Did you know?

Some facts about Ulster-Scots emigration & influence:

  • George Washington, the founding father of the United States, is alleged to have remarked: ‘If defeated everywhere else I will make my last stand for liberty among the Scotch-Irish [or Ulster-Scots] of my native Virginia’.

  • In May 1653 Oliver Cromwell gave orders that Ulster Presbyterians be deported to Kilkenny, Tipperary and Waterford.

  • Founded in 1613, Ballycarry is the oldest congregation in the Presbyterian Church in Ireland and is situated in Templecoran parish six miles north of Carrickfergus, Co. Antrim. It remains an area of strong Ulster-Scots settlement.

  • The first regularly constituted Presbytery in Ireland, composed of chaplains drawn from Robert Monro’s Scottish army, met in Carrickfergus on 10 June 1642.

  • Revd Francis Makemie (1658 – 1708) is usually regarded as the Father of American Presbyterianism.

  • The Presbyterian Historical Society was founded in 1907 with the remit of promoting interest in, knowledge of and understanding of the history of the three Presbyterian traditions which exist in Ireland: the Presbyterian Church in Ireland, the Non-Subscribing Presbyterian Church of Ireland and the Reformed Presbyterian Church of Ireland.

  • In the course of the eighteenth century 250,000 or more Ulster Scots left Ulster in search of a better life for themselves and their children in the New World.
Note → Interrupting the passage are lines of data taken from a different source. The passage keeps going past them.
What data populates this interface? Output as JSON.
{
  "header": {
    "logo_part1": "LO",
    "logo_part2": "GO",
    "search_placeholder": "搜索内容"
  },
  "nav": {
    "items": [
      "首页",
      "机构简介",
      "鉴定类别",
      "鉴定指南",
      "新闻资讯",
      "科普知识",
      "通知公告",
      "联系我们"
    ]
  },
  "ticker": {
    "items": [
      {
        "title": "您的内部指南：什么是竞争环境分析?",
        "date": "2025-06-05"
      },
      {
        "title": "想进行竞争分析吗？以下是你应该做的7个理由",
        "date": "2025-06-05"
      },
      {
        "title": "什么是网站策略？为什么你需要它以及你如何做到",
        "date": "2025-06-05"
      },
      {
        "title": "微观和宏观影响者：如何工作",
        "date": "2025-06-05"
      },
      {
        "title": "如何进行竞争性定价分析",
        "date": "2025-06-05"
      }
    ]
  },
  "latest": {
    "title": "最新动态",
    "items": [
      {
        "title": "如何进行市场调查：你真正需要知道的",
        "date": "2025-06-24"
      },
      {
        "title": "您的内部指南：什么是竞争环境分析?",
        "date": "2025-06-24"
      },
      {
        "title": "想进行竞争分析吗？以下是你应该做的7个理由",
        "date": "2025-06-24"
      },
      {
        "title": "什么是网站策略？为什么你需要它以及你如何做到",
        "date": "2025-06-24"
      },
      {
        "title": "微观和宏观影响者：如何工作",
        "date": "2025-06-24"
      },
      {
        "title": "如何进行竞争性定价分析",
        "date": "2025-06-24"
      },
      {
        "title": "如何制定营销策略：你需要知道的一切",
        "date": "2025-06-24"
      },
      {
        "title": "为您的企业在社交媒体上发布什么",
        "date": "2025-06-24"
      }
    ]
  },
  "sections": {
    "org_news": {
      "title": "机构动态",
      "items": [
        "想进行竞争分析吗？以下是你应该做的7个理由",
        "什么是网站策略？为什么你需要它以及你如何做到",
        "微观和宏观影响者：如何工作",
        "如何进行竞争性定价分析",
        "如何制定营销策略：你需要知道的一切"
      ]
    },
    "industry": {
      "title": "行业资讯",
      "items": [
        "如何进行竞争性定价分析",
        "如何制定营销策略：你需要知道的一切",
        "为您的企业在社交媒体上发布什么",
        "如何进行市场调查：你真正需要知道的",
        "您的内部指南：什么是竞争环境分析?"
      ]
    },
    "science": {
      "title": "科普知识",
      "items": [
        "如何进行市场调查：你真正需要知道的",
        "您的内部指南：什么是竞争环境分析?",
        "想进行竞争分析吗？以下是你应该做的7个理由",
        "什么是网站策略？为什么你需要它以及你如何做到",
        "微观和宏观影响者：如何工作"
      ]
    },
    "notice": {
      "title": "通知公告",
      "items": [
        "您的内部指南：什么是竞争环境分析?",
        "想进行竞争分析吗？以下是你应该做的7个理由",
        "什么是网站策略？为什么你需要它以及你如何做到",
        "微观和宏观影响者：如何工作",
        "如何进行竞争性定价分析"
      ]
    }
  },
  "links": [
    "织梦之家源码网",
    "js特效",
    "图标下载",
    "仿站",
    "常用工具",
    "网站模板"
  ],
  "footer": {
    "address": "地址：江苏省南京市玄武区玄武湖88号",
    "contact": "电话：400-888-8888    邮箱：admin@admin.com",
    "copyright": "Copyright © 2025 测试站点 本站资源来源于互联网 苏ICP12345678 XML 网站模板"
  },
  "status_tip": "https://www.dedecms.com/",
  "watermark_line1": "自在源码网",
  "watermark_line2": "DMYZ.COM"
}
They left as a result of a complex mixture of economic and religious reasons which are difficult to disentangle satisfactorily.
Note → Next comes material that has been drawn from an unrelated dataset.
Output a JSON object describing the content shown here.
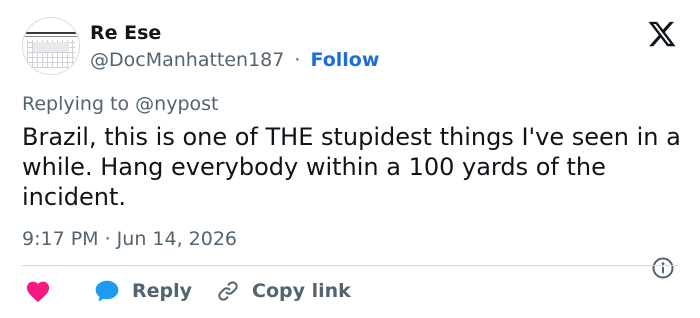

  • The great Ulster-Scot exodus to the New World began in earnest when the Friends’ Goodwill sailed from Larne, County Antrim, for Boston, Massachusetts, in April 1717.
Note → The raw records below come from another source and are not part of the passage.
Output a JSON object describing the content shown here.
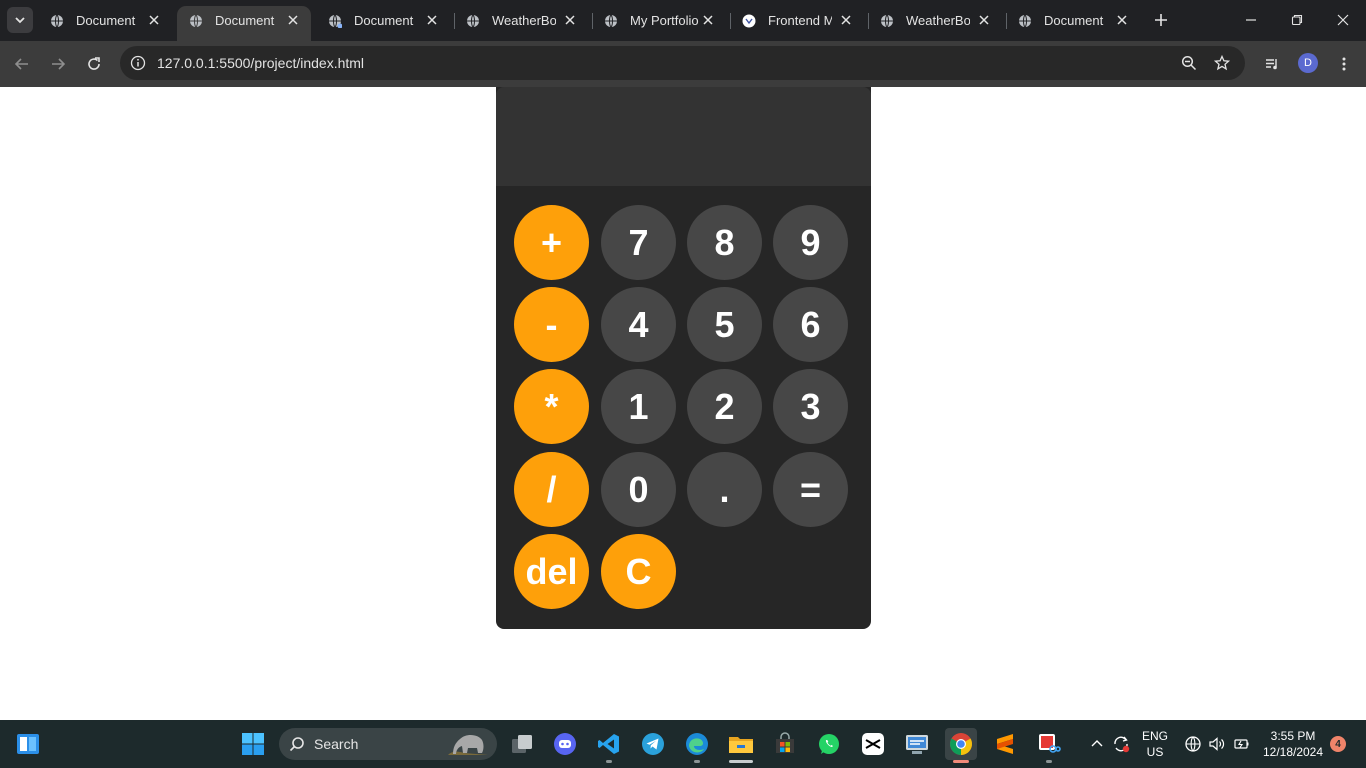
{
  "browser": {
    "tabs": [
      {
        "title": "Document",
        "active": false,
        "favicon": "globe-icon"
      },
      {
        "title": "Document",
        "active": true,
        "favicon": "globe-icon"
      },
      {
        "title": "Document",
        "active": false,
        "favicon": "globe-icon"
      },
      {
        "title": "WeatherBot",
        "active": false,
        "favicon": "globe-icon"
      },
      {
        "title": "My Portfolio",
        "active": false,
        "favicon": "globe-icon"
      },
      {
        "title": "Frontend Me",
        "active": false,
        "favicon": "frontend-mentor-icon"
      },
      {
        "title": "WeatherBot",
        "active": false,
        "favicon": "globe-icon"
      },
      {
        "title": "Document",
        "active": false,
        "favicon": "globe-icon"
      }
    ],
    "url_host": "127.0.0.1",
    "url_rest": ":5500/project/index.html",
    "profile_initial": "D"
  },
  "calculator": {
    "display_value": "",
    "keys": {
      "plus": "+",
      "seven": "7",
      "eight": "8",
      "nine": "9",
      "minus": "-",
      "four": "4",
      "five": "5",
      "six": "6",
      "multiply": "*",
      "one": "1",
      "two": "2",
      "three": "3",
      "divide": "/",
      "zero": "0",
      "decimal": ".",
      "equals": "=",
      "delete": "del",
      "clear": "C"
    },
    "colors": {
      "operator": "#fea00a",
      "number": "#474747",
      "body": "#262626",
      "display": "#333333"
    }
  },
  "taskbar": {
    "search_label": "Search",
    "language": "ENG",
    "region": "US",
    "time": "3:55 PM",
    "date": "12/18/2024",
    "notification_count": "4"
  }
}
  • Francis Allison, another Donegal born Presbyterian minister, was a student of Francis Hutcheson and as a teacher played a crucial key role in transmitting Hutcheson’s political thought to the American colonies and in shaping opinion on American independence.

  • Contrary to popular opinion, not all Ulster Scots supported the American Revolution. For example: Alexander Chesney from Dunclug, near Ballymena, emigrated with his parents and seven brothers and sisters to South Carolina. Although his younger brother was a rebel, during the Revolutionary War Alexander served as an officer in the loyalist militia. After the war he returned to Ireland and in 1798 he helped to suppress the United Irish rebellion.